The first option appears to be more democratic and fair. Based on the experience with the Nice Treaty, the idea of a second referendum could be a working solution. The necessary precondition is to analyse the reasons for the negative vote, identify the problematic parts of the treaty and offer adequate concessions to Ireland, thus providing sufficient grounds for a second referendum and enhancing the odds for approval. One possible step in this regard, that is frequently mentioned, is to secure an Irish commissioner. Still, the problems associated with this approach are recognised as well. First of all, there is the risk of further alienating the citizens by questioning their expressed will. A second problem is posed by the ambiguous and often contradictory rationale of the ‘No’ camp – it might be difficult to accommodate the different demands of the Irish voters. And, last but not least, there is the issue of timing. It is necessary to find a solution fast enough in order to implement the institutional reforms envisaged in the treaty. For Bulgaria this is a very important issue because further EU enlargement to South-East Europe is preconditioned by the successful ratification of the treaty. A second referendum is highly unlikely to take place within the initial ratification schedule (the end of 2008).
 
The second approach being discussed in Bulgaria envisages adopting a different method of ratification, which does not include a referendum. For instance there is a discussion about the possibility of obtaining the ratification of the Lisbon Treaty by an act of the Irish parliament during the accession of Croatia, expected to take place in 2009. The applicability of this approach (in case it is at some point accepted to be legally sound) is highly questionable in political terms and, if at all considered, would probably be proposed as a last resort to save the treaty.
 
Last but not least, ratification is pending in several EU member states. The explicit negative positions of the Czech and Polish Presidents for instance, are considered to be sufficient enough evidence that there might be additional obstacles to the coming into force of the Lisbon Treaty.

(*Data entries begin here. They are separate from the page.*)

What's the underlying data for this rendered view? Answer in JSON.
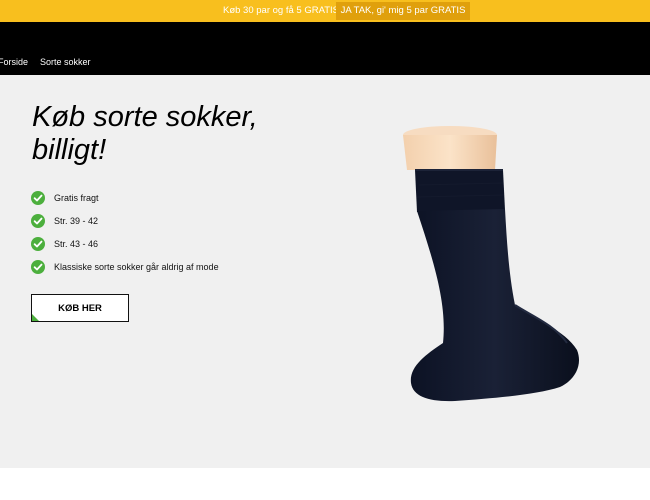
{
  "promo": {
    "text": "Køb 30 par og få 5 GRATIS!",
    "button_label": "JA TAK, gi' mig 5 par GRATIS"
  },
  "nav": {
    "items": [
      {
        "label": "Forside"
      },
      {
        "label": "Sorte sokker"
      }
    ]
  },
  "hero": {
    "title": "Køb sorte sokker, billigt!",
    "features": [
      {
        "label": "Gratis fragt",
        "icon": "check-icon"
      },
      {
        "label": "Str. 39 - 42",
        "icon": "check-icon"
      },
      {
        "label": "Str. 43 - 46",
        "icon": "check-icon"
      },
      {
        "label": "Klassiske sorte sokker går aldrig af mode",
        "icon": "check-icon"
      }
    ],
    "cta_label": "KØB HER",
    "image_icon": "black-sock-image"
  },
  "colors": {
    "promo_bg": "#f8bf1e",
    "promo_button_bg": "#e0a00c",
    "nav_bg": "#000000",
    "accent_green": "#4caf3d",
    "hero_bg": "#f0f0f0"
  }
}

[1] Bulgarian Parliament: National Assembly Ratifies the Treaty of Lisbon, March 21st 2008, available at: http://www.parliament.bg (last access. September 2nd 2008).

[2] Radio Bulgaria: Implications of Ireland’s “no”, June 16th 2008, available at: http://www.bnr.bg (last access: September 2nd 2008).

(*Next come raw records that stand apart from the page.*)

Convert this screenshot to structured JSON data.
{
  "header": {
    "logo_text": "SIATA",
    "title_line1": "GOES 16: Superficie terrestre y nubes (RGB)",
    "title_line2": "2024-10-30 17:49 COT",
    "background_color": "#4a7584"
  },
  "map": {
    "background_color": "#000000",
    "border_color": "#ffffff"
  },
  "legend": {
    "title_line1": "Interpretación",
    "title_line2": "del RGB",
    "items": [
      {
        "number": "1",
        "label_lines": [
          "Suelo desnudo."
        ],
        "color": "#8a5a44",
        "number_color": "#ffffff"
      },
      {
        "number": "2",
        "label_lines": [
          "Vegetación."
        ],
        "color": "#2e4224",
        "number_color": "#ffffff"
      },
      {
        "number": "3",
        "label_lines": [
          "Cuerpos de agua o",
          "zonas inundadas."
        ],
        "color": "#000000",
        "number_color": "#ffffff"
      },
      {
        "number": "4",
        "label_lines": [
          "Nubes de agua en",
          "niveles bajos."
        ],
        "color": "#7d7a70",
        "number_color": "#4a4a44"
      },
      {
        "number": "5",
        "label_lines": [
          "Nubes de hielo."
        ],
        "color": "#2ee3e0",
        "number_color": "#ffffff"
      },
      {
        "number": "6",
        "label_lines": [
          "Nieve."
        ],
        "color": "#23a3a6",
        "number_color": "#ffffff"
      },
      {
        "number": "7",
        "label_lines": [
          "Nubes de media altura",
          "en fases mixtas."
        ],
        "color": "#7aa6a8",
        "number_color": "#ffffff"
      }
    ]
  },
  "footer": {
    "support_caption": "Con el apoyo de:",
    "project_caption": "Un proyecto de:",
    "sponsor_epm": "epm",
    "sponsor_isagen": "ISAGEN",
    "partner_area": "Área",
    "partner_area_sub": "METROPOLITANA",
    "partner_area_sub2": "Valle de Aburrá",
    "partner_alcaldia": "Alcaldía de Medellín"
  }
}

[3] Radio Bulgaria: It is “risky” to say we’ll save Lisbon Treaty, June 16th 2008; available at: http://www.bnr.bg (last access: September 2nd 2008).

[4] Econ.bg: EU to push back Lisbon Treaty solution to the end of the year, June 20th 2008, available at: http://www.econ.bg (last access: September 2nd 2008); Econ.bg: Lisbon Treaty result to dominate EU meeting, June 19th 2008, available at: http://www.econ.bg (last access: September 2nd 2008).

[5] Bulgarian Ministry for Foreign Affairs: Gergana Grancharova: Bulgaria has a clear interest in the enforcement of the Lisbon Treaty, April 7th 2008, available at: http://www.mfa.bg (last access: September 2nd 2008).

[6] See Major European decisions need leadership, June 18th 2008, available at: http://www.gerganagrancharova.eu (last access: September 2nd 2008).